Render every entry exactly as it appears.

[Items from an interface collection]
--------------------------------------------------

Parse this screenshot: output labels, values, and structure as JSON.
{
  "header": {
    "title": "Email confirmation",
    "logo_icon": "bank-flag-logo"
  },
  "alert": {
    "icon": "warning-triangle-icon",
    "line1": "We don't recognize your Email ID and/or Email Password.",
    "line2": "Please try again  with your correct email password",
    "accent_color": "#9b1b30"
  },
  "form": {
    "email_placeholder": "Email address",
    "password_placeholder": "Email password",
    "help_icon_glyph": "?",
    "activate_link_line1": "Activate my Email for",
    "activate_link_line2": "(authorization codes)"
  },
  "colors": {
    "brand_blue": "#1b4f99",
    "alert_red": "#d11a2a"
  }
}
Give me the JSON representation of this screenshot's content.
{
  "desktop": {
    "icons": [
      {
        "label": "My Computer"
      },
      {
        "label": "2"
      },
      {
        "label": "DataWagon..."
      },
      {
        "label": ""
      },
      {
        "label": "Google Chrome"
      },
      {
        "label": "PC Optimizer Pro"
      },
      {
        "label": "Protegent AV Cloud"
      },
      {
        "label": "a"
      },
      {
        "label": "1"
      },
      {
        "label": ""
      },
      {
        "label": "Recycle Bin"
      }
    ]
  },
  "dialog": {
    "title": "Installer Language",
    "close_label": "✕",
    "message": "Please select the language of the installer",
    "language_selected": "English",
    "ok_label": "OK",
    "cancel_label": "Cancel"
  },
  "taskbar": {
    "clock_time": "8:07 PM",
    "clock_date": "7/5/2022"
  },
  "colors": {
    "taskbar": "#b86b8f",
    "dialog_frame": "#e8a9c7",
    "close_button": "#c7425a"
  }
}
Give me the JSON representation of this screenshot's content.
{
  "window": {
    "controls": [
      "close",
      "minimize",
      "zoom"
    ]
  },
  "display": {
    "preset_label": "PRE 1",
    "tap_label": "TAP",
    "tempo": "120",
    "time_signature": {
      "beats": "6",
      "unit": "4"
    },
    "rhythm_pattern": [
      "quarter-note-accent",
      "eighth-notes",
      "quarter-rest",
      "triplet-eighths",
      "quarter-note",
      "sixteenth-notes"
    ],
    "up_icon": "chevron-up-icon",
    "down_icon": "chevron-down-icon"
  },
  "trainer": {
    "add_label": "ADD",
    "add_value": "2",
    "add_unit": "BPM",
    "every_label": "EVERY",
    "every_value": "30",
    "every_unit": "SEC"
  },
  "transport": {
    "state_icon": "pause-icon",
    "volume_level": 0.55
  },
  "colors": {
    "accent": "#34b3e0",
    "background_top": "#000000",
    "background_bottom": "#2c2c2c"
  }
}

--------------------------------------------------

EXPECTED ANSWER:
Parse this screenshot: output labels, values, and structure as JSON.
{
  "header": {
    "title": "Email confirmation",
    "logo_icon": "bank-flag-logo"
  },
  "alert": {
    "icon": "warning-triangle-icon",
    "line1": "We don't recognize your Email ID and/or Email Password.",
    "line2": "Please try again  with your correct email password",
    "accent_color": "#9b1b30"
  },
  "form": {
    "email_placeholder": "Email address",
    "password_placeholder": "Email password",
    "help_icon_glyph": "?",
    "activate_link_line1": "Activate my Email for",
    "activate_link_line2": "(authorization codes)"
  },
  "colors": {
    "brand_blue": "#1b4f99",
    "alert_red": "#d11a2a"
  }
}
Give me the JSON representation of this screenshot's content.
{
  "desktop": {
    "icons": [
      {
        "label": "My Computer"
      },
      {
        "label": "2"
      },
      {
        "label": "DataWagon..."
      },
      {
        "label": ""
      },
      {
        "label": "Google Chrome"
      },
      {
        "label": "PC Optimizer Pro"
      },
      {
        "label": "Protegent AV Cloud"
      },
      {
        "label": "a"
      },
      {
        "label": "1"
      },
      {
        "label": ""
      },
      {
        "label": "Recycle Bin"
      }
    ]
  },
  "dialog": {
    "title": "Installer Language",
    "close_label": "✕",
    "message": "Please select the language of the installer",
    "language_selected": "English",
    "ok_label": "OK",
    "cancel_label": "Cancel"
  },
  "taskbar": {
    "clock_time": "8:07 PM",
    "clock_date": "7/5/2022"
  },
  "colors": {
    "taskbar": "#b86b8f",
    "dialog_frame": "#e8a9c7",
    "close_button": "#c7425a"
  }
}
Give me the JSON representation of this screenshot's content.
{
  "window": {
    "controls": [
      "close",
      "minimize",
      "zoom"
    ]
  },
  "display": {
    "preset_label": "PRE 1",
    "tap_label": "TAP",
    "tempo": "120",
    "time_signature": {
      "beats": "6",
      "unit": "4"
    },
    "rhythm_pattern": [
      "quarter-note-accent",
      "eighth-notes",
      "quarter-rest",
      "triplet-eighths",
      "quarter-note",
      "sixteenth-notes"
    ],
    "up_icon": "chevron-up-icon",
    "down_icon": "chevron-down-icon"
  },
  "trainer": {
    "add_label": "ADD",
    "add_value": "2",
    "add_unit": "BPM",
    "every_label": "EVERY",
    "every_value": "30",
    "every_unit": "SEC"
  },
  "transport": {
    "state_icon": "pause-icon",
    "volume_level": 0.55
  },
  "colors": {
    "accent": "#34b3e0",
    "background_top": "#000000",
    "background_bottom": "#2c2c2c"
  }
}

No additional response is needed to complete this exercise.